'Certain observations have been made in the coursa of judgments with respect to the competence of the High Court to revise or to recall the orders passed; but these observations are to be taken in the context on the point for determination, and urged for consideration before the Supreme Court. I do not consider these observations to refer to the inherent power of the High Court, to pass suitable orders to secure the ends of justice, even if those orders amount to reviewing or recalling of an earlier order.'
With great respect, I am unable to appreciate how the clear observations of the Supreme Court, quoted above about the finality of a judgment passed by the High Court in a Criminal Revision can be distinguished on the ground that they did not take into account the inherent power of the High Court. The question as to whether the judgment of a High Court, passed in appeal, could be revised or reviewed was directly in issue before the Supreme Court and when they have stated clearly that even a judgment passed or an order passed in a criminal revision should be given the same finality as a judgment or order passed in an appeal on general principles these observations will necessarily apply in examining the inherent powers of the High Court. It is well known that even an obiter of the Supreme Court or the Privy Council is binding on all subordinate courts--see the recent pronouncement of the Gujarat High Court in Jaswantalal v. Nicchabhai, (1964) 5 Guj LR 161 (Para 20) : (AIR 1964-Guj 283 Para 22).

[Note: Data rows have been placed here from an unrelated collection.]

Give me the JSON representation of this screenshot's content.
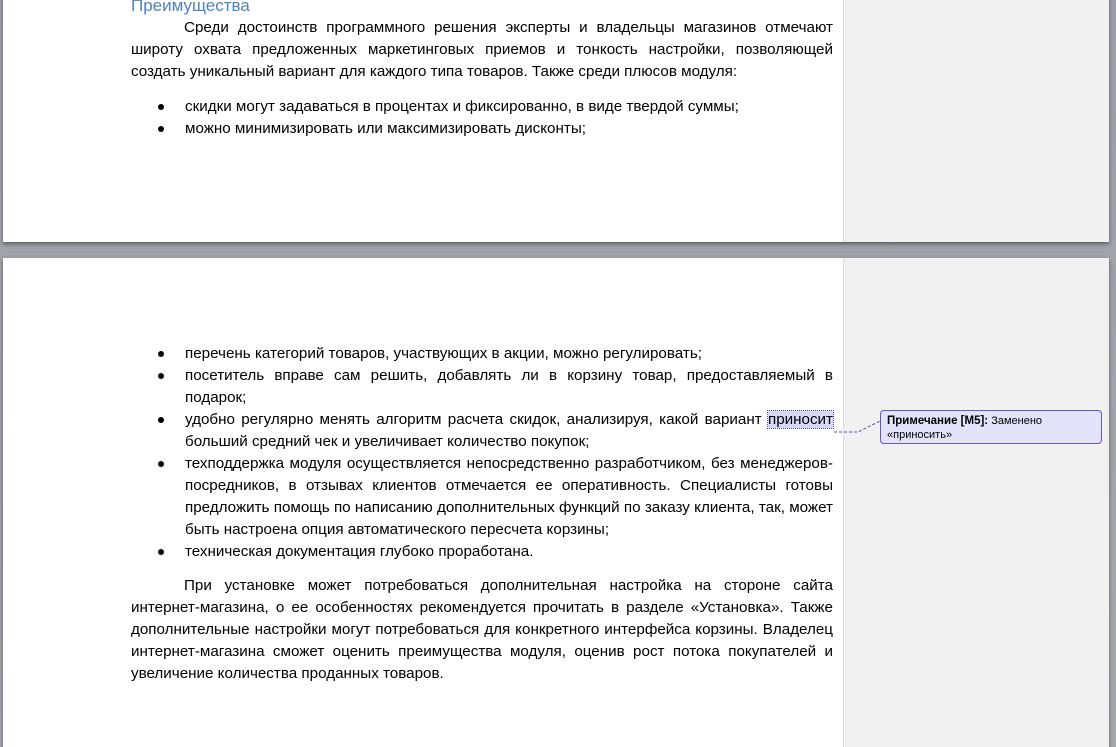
{
  "page1": {
    "heading": "Преимущества",
    "intro": "Среди достоинств программного решения эксперты и владельцы магазинов отмечают широту охвата предложенных маркетинговых приемов и тонкость настройки, позволяющей создать уникальный вариант для каждого типа товаров. Также среди плюсов модуля:",
    "bullets": [
      "скидки могут задаваться в процентах и фиксированно, в виде твердой суммы;",
      "можно минимизировать или максимизировать дисконты;"
    ]
  },
  "page2": {
    "bullet_1": "перечень категорий товаров, участвующих в акции, можно регулировать;",
    "bullet_2": "посетитель вправе сам решить, добавлять ли в корзину товар, предоставляемый в подарок;",
    "bullet_3_before": "удобно регулярно менять алгоритм расчета скидок, анализируя, какой вариант ",
    "bullet_3_highlight": "приносит",
    "bullet_3_after": " больший средний чек и увеличивает количество покупок;",
    "bullet_4": "техподдержка модуля осуществляется непосредственно разработчиком, без менеджеров-посредников, в отзывах клиентов отмечается ее оперативность. Специалисты готовы предложить помощь по написанию дополнительных функций по заказу клиента, так, может быть настроена опция автоматического пересчета корзины;",
    "bullet_5": "техническая документация глубоко проработана.",
    "closing": "При установке может потребоваться дополнительная настройка на стороне сайта интернет-магазина, о ее особенностях рекомендуется прочитать в разделе «Установка». Также дополнительные настройки могут потребоваться для конкретного интерфейса корзины. Владелец интернет-магазина сможет оценить преимущества модуля, оценив рост потока покупателей и увеличение количества проданных товаров."
  },
  "comment": {
    "label": "Примечание [M5]:",
    "text": "Заменено «приносить»",
    "border_color": "#5a5ad2",
    "fill_color": "#e3e3fb"
  },
  "colors": {
    "heading": "#4f81bd",
    "background": "#a0a3a8",
    "highlight": "#d8d8f4"
  }
}
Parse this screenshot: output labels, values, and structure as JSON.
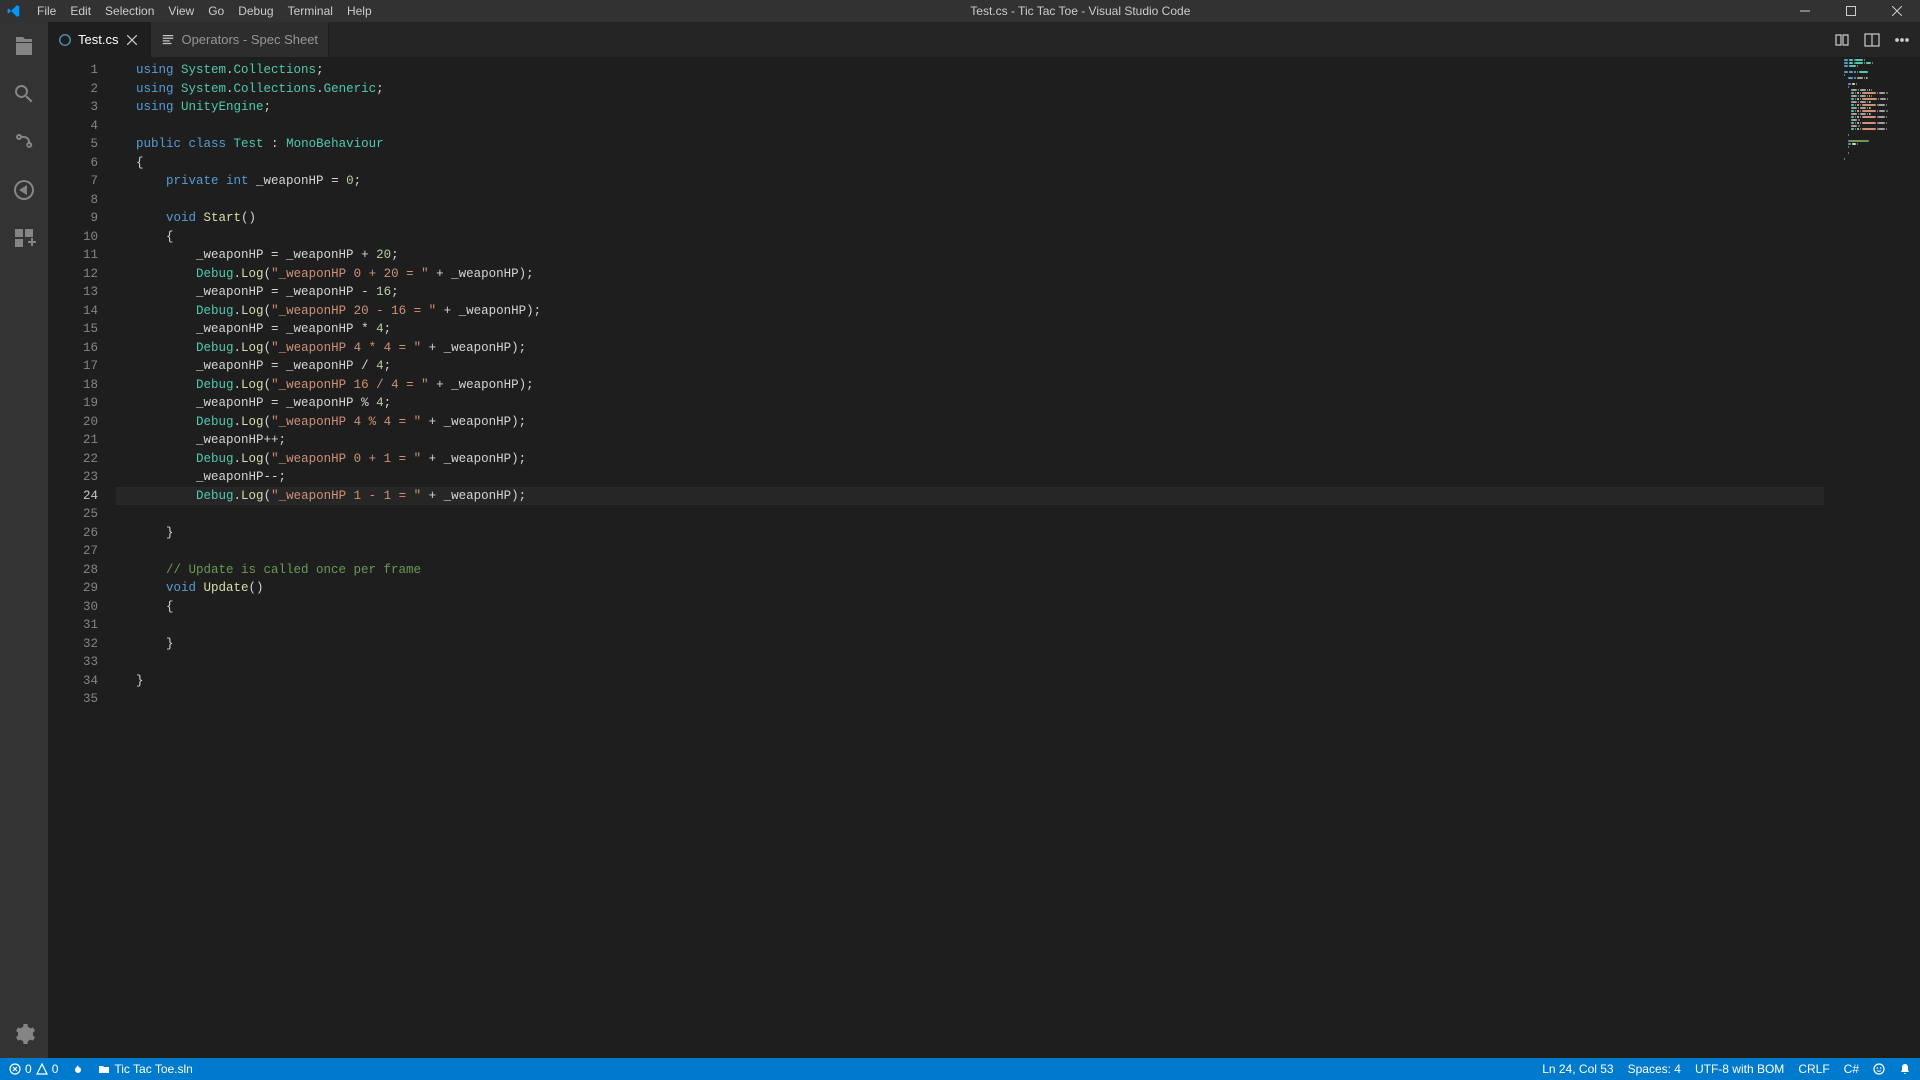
{
  "window": {
    "title": "Test.cs - Tic Tac Toe - Visual Studio Code"
  },
  "menu": {
    "file": "File",
    "edit": "Edit",
    "selection": "Selection",
    "view": "View",
    "go": "Go",
    "debug": "Debug",
    "terminal": "Terminal",
    "help": "Help"
  },
  "tabs": [
    {
      "label": "Test.cs",
      "active": true,
      "dirty": false
    },
    {
      "label": "Operators - Spec Sheet",
      "active": false,
      "dirty": false
    }
  ],
  "gutter": {
    "start": 1,
    "end": 35,
    "current": 24
  },
  "statusbar": {
    "errors": "0",
    "warnings": "0",
    "solution": "Tic Tac Toe.sln",
    "lncol": "Ln 24, Col 53",
    "spaces": "Spaces: 4",
    "encoding": "UTF-8 with BOM",
    "eol": "CRLF",
    "lang": "C#"
  },
  "code_raw": [
    "using System.Collections;",
    "using System.Collections.Generic;",
    "using UnityEngine;",
    "",
    "public class Test : MonoBehaviour",
    "{",
    "    private int _weaponHP = 0;",
    "",
    "    void Start()",
    "    {",
    "        _weaponHP = _weaponHP + 20;",
    "        Debug.Log(\"_weaponHP 0 + 20 = \" + _weaponHP);",
    "        _weaponHP = _weaponHP - 16;",
    "        Debug.Log(\"_weaponHP 20 - 16 = \" + _weaponHP);",
    "        _weaponHP = _weaponHP * 4;",
    "        Debug.Log(\"_weaponHP 4 * 4 = \" + _weaponHP);",
    "        _weaponHP = _weaponHP / 4;",
    "        Debug.Log(\"_weaponHP 16 / 4 = \" + _weaponHP);",
    "        _weaponHP = _weaponHP % 4;",
    "        Debug.Log(\"_weaponHP 4 % 4 = \" + _weaponHP);",
    "        _weaponHP++;",
    "        Debug.Log(\"_weaponHP 0 + 1 = \" + _weaponHP);",
    "        _weaponHP--;",
    "        Debug.Log(\"_weaponHP 1 - 1 = \" + _weaponHP);",
    "",
    "    }",
    "",
    "    // Update is called once per frame",
    "    void Update()",
    "    {",
    "",
    "    }",
    "",
    "}",
    ""
  ],
  "code": [
    [
      [
        "using ",
        "kw"
      ],
      [
        "System",
        "ns"
      ],
      [
        ".",
        "pun"
      ],
      [
        "Collections",
        "ns"
      ],
      [
        ";",
        "pun"
      ]
    ],
    [
      [
        "using ",
        "kw"
      ],
      [
        "System",
        "ns"
      ],
      [
        ".",
        "pun"
      ],
      [
        "Collections",
        "ns"
      ],
      [
        ".",
        "pun"
      ],
      [
        "Generic",
        "ns"
      ],
      [
        ";",
        "pun"
      ]
    ],
    [
      [
        "using ",
        "kw"
      ],
      [
        "UnityEngine",
        "ns"
      ],
      [
        ";",
        "pun"
      ]
    ],
    [],
    [
      [
        "public ",
        "kw"
      ],
      [
        "class ",
        "kw"
      ],
      [
        "Test",
        "cls"
      ],
      [
        " : ",
        "pun"
      ],
      [
        "MonoBehaviour",
        "cls"
      ]
    ],
    [
      [
        "{",
        "pun"
      ]
    ],
    [
      [
        "    ",
        "pun"
      ],
      [
        "private ",
        "kw"
      ],
      [
        "int ",
        "type"
      ],
      [
        "_weaponHP",
        "id"
      ],
      [
        " = ",
        "pun"
      ],
      [
        "0",
        "num"
      ],
      [
        ";",
        "pun"
      ]
    ],
    [],
    [
      [
        "    ",
        "pun"
      ],
      [
        "void ",
        "type"
      ],
      [
        "Start",
        "mtd"
      ],
      [
        "()",
        "pun"
      ]
    ],
    [
      [
        "    ",
        "pun"
      ],
      [
        "{",
        "pun"
      ]
    ],
    [
      [
        "        ",
        "pun"
      ],
      [
        "_weaponHP",
        "id"
      ],
      [
        " = ",
        "pun"
      ],
      [
        "_weaponHP",
        "id"
      ],
      [
        " + ",
        "pun"
      ],
      [
        "20",
        "num"
      ],
      [
        ";",
        "pun"
      ]
    ],
    [
      [
        "        ",
        "pun"
      ],
      [
        "Debug",
        "cls"
      ],
      [
        ".",
        "pun"
      ],
      [
        "Log",
        "mtd"
      ],
      [
        "(",
        "pun"
      ],
      [
        "\"_weaponHP 0 + 20 = \"",
        "str"
      ],
      [
        " + ",
        "pun"
      ],
      [
        "_weaponHP",
        "id"
      ],
      [
        ");",
        "pun"
      ]
    ],
    [
      [
        "        ",
        "pun"
      ],
      [
        "_weaponHP",
        "id"
      ],
      [
        " = ",
        "pun"
      ],
      [
        "_weaponHP",
        "id"
      ],
      [
        " - ",
        "pun"
      ],
      [
        "16",
        "num"
      ],
      [
        ";",
        "pun"
      ]
    ],
    [
      [
        "        ",
        "pun"
      ],
      [
        "Debug",
        "cls"
      ],
      [
        ".",
        "pun"
      ],
      [
        "Log",
        "mtd"
      ],
      [
        "(",
        "pun"
      ],
      [
        "\"_weaponHP 20 - 16 = \"",
        "str"
      ],
      [
        " + ",
        "pun"
      ],
      [
        "_weaponHP",
        "id"
      ],
      [
        ");",
        "pun"
      ]
    ],
    [
      [
        "        ",
        "pun"
      ],
      [
        "_weaponHP",
        "id"
      ],
      [
        " = ",
        "pun"
      ],
      [
        "_weaponHP",
        "id"
      ],
      [
        " * ",
        "pun"
      ],
      [
        "4",
        "num"
      ],
      [
        ";",
        "pun"
      ]
    ],
    [
      [
        "        ",
        "pun"
      ],
      [
        "Debug",
        "cls"
      ],
      [
        ".",
        "pun"
      ],
      [
        "Log",
        "mtd"
      ],
      [
        "(",
        "pun"
      ],
      [
        "\"_weaponHP 4 * 4 = \"",
        "str"
      ],
      [
        " + ",
        "pun"
      ],
      [
        "_weaponHP",
        "id"
      ],
      [
        ");",
        "pun"
      ]
    ],
    [
      [
        "        ",
        "pun"
      ],
      [
        "_weaponHP",
        "id"
      ],
      [
        " = ",
        "pun"
      ],
      [
        "_weaponHP",
        "id"
      ],
      [
        " / ",
        "pun"
      ],
      [
        "4",
        "num"
      ],
      [
        ";",
        "pun"
      ]
    ],
    [
      [
        "        ",
        "pun"
      ],
      [
        "Debug",
        "cls"
      ],
      [
        ".",
        "pun"
      ],
      [
        "Log",
        "mtd"
      ],
      [
        "(",
        "pun"
      ],
      [
        "\"_weaponHP 16 / 4 = \"",
        "str"
      ],
      [
        " + ",
        "pun"
      ],
      [
        "_weaponHP",
        "id"
      ],
      [
        ");",
        "pun"
      ]
    ],
    [
      [
        "        ",
        "pun"
      ],
      [
        "_weaponHP",
        "id"
      ],
      [
        " = ",
        "pun"
      ],
      [
        "_weaponHP",
        "id"
      ],
      [
        " % ",
        "pun"
      ],
      [
        "4",
        "num"
      ],
      [
        ";",
        "pun"
      ]
    ],
    [
      [
        "        ",
        "pun"
      ],
      [
        "Debug",
        "cls"
      ],
      [
        ".",
        "pun"
      ],
      [
        "Log",
        "mtd"
      ],
      [
        "(",
        "pun"
      ],
      [
        "\"_weaponHP 4 % 4 = \"",
        "str"
      ],
      [
        " + ",
        "pun"
      ],
      [
        "_weaponHP",
        "id"
      ],
      [
        ");",
        "pun"
      ]
    ],
    [
      [
        "        ",
        "pun"
      ],
      [
        "_weaponHP",
        "id"
      ],
      [
        "++;",
        "pun"
      ]
    ],
    [
      [
        "        ",
        "pun"
      ],
      [
        "Debug",
        "cls"
      ],
      [
        ".",
        "pun"
      ],
      [
        "Log",
        "mtd"
      ],
      [
        "(",
        "pun"
      ],
      [
        "\"_weaponHP 0 + 1 = \"",
        "str"
      ],
      [
        " + ",
        "pun"
      ],
      [
        "_weaponHP",
        "id"
      ],
      [
        ");",
        "pun"
      ]
    ],
    [
      [
        "        ",
        "pun"
      ],
      [
        "_weaponHP",
        "id"
      ],
      [
        "--;",
        "pun"
      ]
    ],
    [
      [
        "        ",
        "pun"
      ],
      [
        "Debug",
        "cls"
      ],
      [
        ".",
        "pun"
      ],
      [
        "Log",
        "mtd"
      ],
      [
        "(",
        "pun"
      ],
      [
        "\"_weaponHP 1 - 1 = \"",
        "str"
      ],
      [
        " + ",
        "pun"
      ],
      [
        "_weaponHP",
        "id"
      ],
      [
        ");",
        "pun"
      ]
    ],
    [],
    [
      [
        "    ",
        "pun"
      ],
      [
        "}",
        "pun"
      ]
    ],
    [],
    [
      [
        "    ",
        "pun"
      ],
      [
        "// Update is called once per frame",
        "cmt"
      ]
    ],
    [
      [
        "    ",
        "pun"
      ],
      [
        "void ",
        "type"
      ],
      [
        "Update",
        "mtd"
      ],
      [
        "()",
        "pun"
      ]
    ],
    [
      [
        "    ",
        "pun"
      ],
      [
        "{",
        "pun"
      ]
    ],
    [],
    [
      [
        "    ",
        "pun"
      ],
      [
        "}",
        "pun"
      ]
    ],
    [],
    [
      [
        "}",
        "pun"
      ]
    ],
    []
  ]
}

11. Mr. Murty then relied on Baijnath Kurmi v. State, AIR 1961 Pat 138 and in re Biyamma, AIR 1963 Mys 326 but in both these decisions the observations of the Supreme Court in the case cited above have not been noticed. On the other hand, apart from the Orissa Judgment mentioned, there are judgments of some other High Courts in which it has been held that the inherent powsrs cannot be invoked to review, or alter the judgment delivered in a criminal revision -- see Hoshiar Singh v. State, AIR 1958 Punj 312; Kalipada Jana v. Sarbeswar Panda, AIR 1958 Cal 568; Dhanna v. State of Rajasthan, AIR 1963. Raj 104 and in re Anthony Doss, (1963) 1 Mad LJ 393. Thus excepting the majority view in the Full Bench decision of the Allahabad High Court in AIR 1959 All 315 (FB) there is no decision after 1953 in which, after considering the observations of the Supreme Court in the aforesaid case, any High Court held that a judgment or order passed in a criminal revision may be reviewed or revised in exercise of the inherent power of the Court, The weight of authority is definitely in favour of the contrary view. Hence I see no reason to differ from the view taken in AIR 1958 Orissa p. 20, and refer this case to larger Bench. I accordingly dismiss this petition as not maintainable. The sentence passed by this Court in Criminal Revision No. 265 of 1963 remains unmodified and should be executed promptly.